▸ **WORK INSTRUCTIONS**
What you return must match the entries word for word, minus the pictures.

--- DATA SHOWN Enclosed Below ---

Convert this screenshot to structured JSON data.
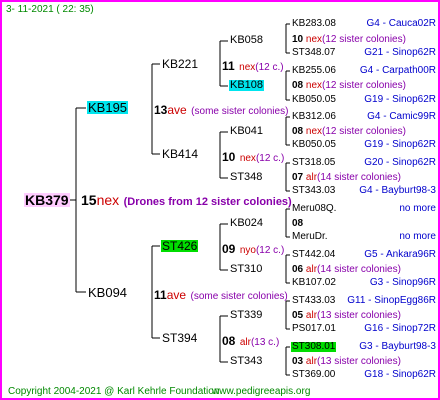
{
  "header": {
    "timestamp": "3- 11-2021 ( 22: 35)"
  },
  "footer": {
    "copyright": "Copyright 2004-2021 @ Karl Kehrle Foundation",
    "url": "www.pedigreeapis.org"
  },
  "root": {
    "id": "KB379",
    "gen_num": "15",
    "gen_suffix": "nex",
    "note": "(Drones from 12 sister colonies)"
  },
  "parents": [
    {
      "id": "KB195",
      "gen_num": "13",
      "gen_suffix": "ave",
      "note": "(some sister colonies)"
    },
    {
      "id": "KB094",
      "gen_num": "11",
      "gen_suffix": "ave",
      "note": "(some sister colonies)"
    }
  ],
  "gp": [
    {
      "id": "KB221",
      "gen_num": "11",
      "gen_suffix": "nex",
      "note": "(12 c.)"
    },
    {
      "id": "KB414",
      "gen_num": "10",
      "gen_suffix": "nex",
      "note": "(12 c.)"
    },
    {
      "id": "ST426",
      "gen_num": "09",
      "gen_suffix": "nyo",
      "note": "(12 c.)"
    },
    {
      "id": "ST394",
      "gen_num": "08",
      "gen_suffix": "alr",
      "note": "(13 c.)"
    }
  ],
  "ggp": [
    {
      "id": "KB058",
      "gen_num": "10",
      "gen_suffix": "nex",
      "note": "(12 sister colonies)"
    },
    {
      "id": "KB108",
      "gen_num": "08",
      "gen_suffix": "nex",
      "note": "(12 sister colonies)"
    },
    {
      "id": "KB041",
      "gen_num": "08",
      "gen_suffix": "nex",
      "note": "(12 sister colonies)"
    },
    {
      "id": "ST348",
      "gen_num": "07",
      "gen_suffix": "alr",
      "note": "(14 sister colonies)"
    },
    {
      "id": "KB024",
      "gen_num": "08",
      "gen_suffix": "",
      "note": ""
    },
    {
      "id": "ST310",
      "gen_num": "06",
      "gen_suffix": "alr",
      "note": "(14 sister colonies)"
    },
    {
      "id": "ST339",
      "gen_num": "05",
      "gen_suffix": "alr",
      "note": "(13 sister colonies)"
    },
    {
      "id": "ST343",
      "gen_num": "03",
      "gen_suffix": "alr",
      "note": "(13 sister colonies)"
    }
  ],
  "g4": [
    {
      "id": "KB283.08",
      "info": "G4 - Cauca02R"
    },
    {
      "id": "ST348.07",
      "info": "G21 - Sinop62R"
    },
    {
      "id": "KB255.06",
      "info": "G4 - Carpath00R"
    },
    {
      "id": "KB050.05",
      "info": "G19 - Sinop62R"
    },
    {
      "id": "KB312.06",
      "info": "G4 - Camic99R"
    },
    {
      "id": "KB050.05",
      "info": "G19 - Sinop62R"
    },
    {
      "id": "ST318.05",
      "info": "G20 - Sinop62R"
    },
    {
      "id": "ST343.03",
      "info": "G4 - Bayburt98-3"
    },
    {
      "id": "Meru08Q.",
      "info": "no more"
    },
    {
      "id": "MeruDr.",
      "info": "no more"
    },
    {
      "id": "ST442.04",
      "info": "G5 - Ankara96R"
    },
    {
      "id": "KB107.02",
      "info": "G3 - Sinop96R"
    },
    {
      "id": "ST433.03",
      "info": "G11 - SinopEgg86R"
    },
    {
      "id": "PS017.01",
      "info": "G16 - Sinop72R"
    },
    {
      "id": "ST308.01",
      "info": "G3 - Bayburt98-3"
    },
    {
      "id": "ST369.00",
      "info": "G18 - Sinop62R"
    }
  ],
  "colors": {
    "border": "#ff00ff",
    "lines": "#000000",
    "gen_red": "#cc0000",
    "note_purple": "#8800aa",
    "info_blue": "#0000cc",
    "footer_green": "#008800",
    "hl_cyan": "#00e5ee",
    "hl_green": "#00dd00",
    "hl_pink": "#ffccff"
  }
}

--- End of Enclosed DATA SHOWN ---

▸ **REPLY**
Convert this screenshot to structured JSON data.
{
  "header": {
    "timestamp": "3- 11-2021 ( 22: 35)"
  },
  "footer": {
    "copyright": "Copyright 2004-2021 @ Karl Kehrle Foundation",
    "url": "www.pedigreeapis.org"
  },
  "root": {
    "id": "KB379",
    "gen_num": "15",
    "gen_suffix": "nex",
    "note": "(Drones from 12 sister colonies)"
  },
  "parents": [
    {
      "id": "KB195",
      "gen_num": "13",
      "gen_suffix": "ave",
      "note": "(some sister colonies)"
    },
    {
      "id": "KB094",
      "gen_num": "11",
      "gen_suffix": "ave",
      "note": "(some sister colonies)"
    }
  ],
  "gp": [
    {
      "id": "KB221",
      "gen_num": "11",
      "gen_suffix": "nex",
      "note": "(12 c.)"
    },
    {
      "id": "KB414",
      "gen_num": "10",
      "gen_suffix": "nex",
      "note": "(12 c.)"
    },
    {
      "id": "ST426",
      "gen_num": "09",
      "gen_suffix": "nyo",
      "note": "(12 c.)"
    },
    {
      "id": "ST394",
      "gen_num": "08",
      "gen_suffix": "alr",
      "note": "(13 c.)"
    }
  ],
  "ggp": [
    {
      "id": "KB058",
      "gen_num": "10",
      "gen_suffix": "nex",
      "note": "(12 sister colonies)"
    },
    {
      "id": "KB108",
      "gen_num": "08",
      "gen_suffix": "nex",
      "note": "(12 sister colonies)"
    },
    {
      "id": "KB041",
      "gen_num": "08",
      "gen_suffix": "nex",
      "note": "(12 sister colonies)"
    },
    {
      "id": "ST348",
      "gen_num": "07",
      "gen_suffix": "alr",
      "note": "(14 sister colonies)"
    },
    {
      "id": "KB024",
      "gen_num": "08",
      "gen_suffix": "",
      "note": ""
    },
    {
      "id": "ST310",
      "gen_num": "06",
      "gen_suffix": "alr",
      "note": "(14 sister colonies)"
    },
    {
      "id": "ST339",
      "gen_num": "05",
      "gen_suffix": "alr",
      "note": "(13 sister colonies)"
    },
    {
      "id": "ST343",
      "gen_num": "03",
      "gen_suffix": "alr",
      "note": "(13 sister colonies)"
    }
  ],
  "g4": [
    {
      "id": "KB283.08",
      "info": "G4 - Cauca02R"
    },
    {
      "id": "ST348.07",
      "info": "G21 - Sinop62R"
    },
    {
      "id": "KB255.06",
      "info": "G4 - Carpath00R"
    },
    {
      "id": "KB050.05",
      "info": "G19 - Sinop62R"
    },
    {
      "id": "KB312.06",
      "info": "G4 - Camic99R"
    },
    {
      "id": "KB050.05",
      "info": "G19 - Sinop62R"
    },
    {
      "id": "ST318.05",
      "info": "G20 - Sinop62R"
    },
    {
      "id": "ST343.03",
      "info": "G4 - Bayburt98-3"
    },
    {
      "id": "Meru08Q.",
      "info": "no more"
    },
    {
      "id": "MeruDr.",
      "info": "no more"
    },
    {
      "id": "ST442.04",
      "info": "G5 - Ankara96R"
    },
    {
      "id": "KB107.02",
      "info": "G3 - Sinop96R"
    },
    {
      "id": "ST433.03",
      "info": "G11 - SinopEgg86R"
    },
    {
      "id": "PS017.01",
      "info": "G16 - Sinop72R"
    },
    {
      "id": "ST308.01",
      "info": "G3 - Bayburt98-3"
    },
    {
      "id": "ST369.00",
      "info": "G18 - Sinop62R"
    }
  ],
  "colors": {
    "border": "#ff00ff",
    "lines": "#000000",
    "gen_red": "#cc0000",
    "note_purple": "#8800aa",
    "info_blue": "#0000cc",
    "footer_green": "#008800",
    "hl_cyan": "#00e5ee",
    "hl_green": "#00dd00",
    "hl_pink": "#ffccff"
  }
}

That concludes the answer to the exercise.